Some couples I’ve worked with will start couples counseling for two to four weeks every week, they’ll feel a little better and then discontinue scheduling, even though I’ve recommended weekly counseling for at least 6-8 weeks. They will then move to scheduling sporadically, bumping around busy schedules or coming in when things get bad again. Some folks will continue this way for months. Basically, what’s happening is they feel a little better because they’ve been heard by the counselor or they’ve picked up some techniques that offer some behavior change. Typically, however, this is only temporary relief for a chronic issue. How many folks find symptom relief when the doctor says to take the antibiotic daily and instead they take it whenever they feel like it? The infection will come back if doctors recommendations aren’t followed. In the same way, to succeed in couples counseling it will require consistency.
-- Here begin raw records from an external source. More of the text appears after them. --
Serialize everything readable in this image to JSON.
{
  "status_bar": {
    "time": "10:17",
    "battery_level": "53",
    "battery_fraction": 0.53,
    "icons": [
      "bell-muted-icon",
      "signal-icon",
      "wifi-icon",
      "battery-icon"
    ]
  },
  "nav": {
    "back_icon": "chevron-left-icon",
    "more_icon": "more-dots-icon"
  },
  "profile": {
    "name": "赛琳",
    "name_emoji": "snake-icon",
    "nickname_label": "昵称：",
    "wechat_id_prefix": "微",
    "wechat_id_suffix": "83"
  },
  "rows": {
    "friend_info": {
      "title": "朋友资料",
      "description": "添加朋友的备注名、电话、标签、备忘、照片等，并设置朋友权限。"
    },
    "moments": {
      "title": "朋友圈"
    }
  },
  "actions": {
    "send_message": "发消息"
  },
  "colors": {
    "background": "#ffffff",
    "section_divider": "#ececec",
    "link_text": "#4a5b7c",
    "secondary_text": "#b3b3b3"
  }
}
You will find traction, accountability and movement when you make the choice and sacrifice to engage fully in counseling for at least 6-8 weeks. Studies show best outcomes and results are typically more in the realm of 20 sessions. I’ve particularly noticed younger couples can make significant changes within about 8 weeks because they have less baggage, fewer hurtful memories, and the grooves in their brains aren’t as deeply carved.
5 Key Factors to Successful Marriage Counseling
I thought it would be helpful to recap a few key factors to successful marriage counseling.
- Learn to take care of yourself by noticing and naming your own emotions.
- Be assertive, not passive, not aggressive, not passive-aggressive
- Learn to listen with a genuine heart to really understand your partner. Repeat back what you hear them saying to make sure you understand them. Also, offer reassurance that you care enough to receive feedback if you’re not hearing them correctly.
- Practice authentic, humble, sincere apologies. Let me help you here, this is what an apology should sound like, “I am sorry I ___(fill in the blank)____. Will you please forgive me? How can I make amends?” Then, work really hard not to continue repeating the offense. I could write a book on this topic. Actually, Gary Chapman already did! Check out “The Five Languages of Apology” for more on learning to apologize. One more thought, apologies absolutely DO NOT sound like, “I’m sorry you feel that way” or “I’m sorry if you are upset”!
- Realize it takes time, energy, and commitment to do steps 1, 2, 3 and 4! If we desire thriving relationships, we must learn to say no to all the things this world has to offer. There are many good things to do, but the best things are often simply spending time with your most significant other cultivating an intimate, loving relationship that will not only benefit you and your spouse, but will spread love and cheer to all who are near- most importantly your children! The impact of a good, solid marriage relationship has no end when you think of your family, neighbors, coworkers, schools, churches, communities and generations to follow. This is why I do what I do!
If you’re ready to get to work on your most important relationship, please give us a call today. We have immediate availability as we do not take insurance and prefer to focus on our time with you rather than being buried in paperwork for the healthcare provider!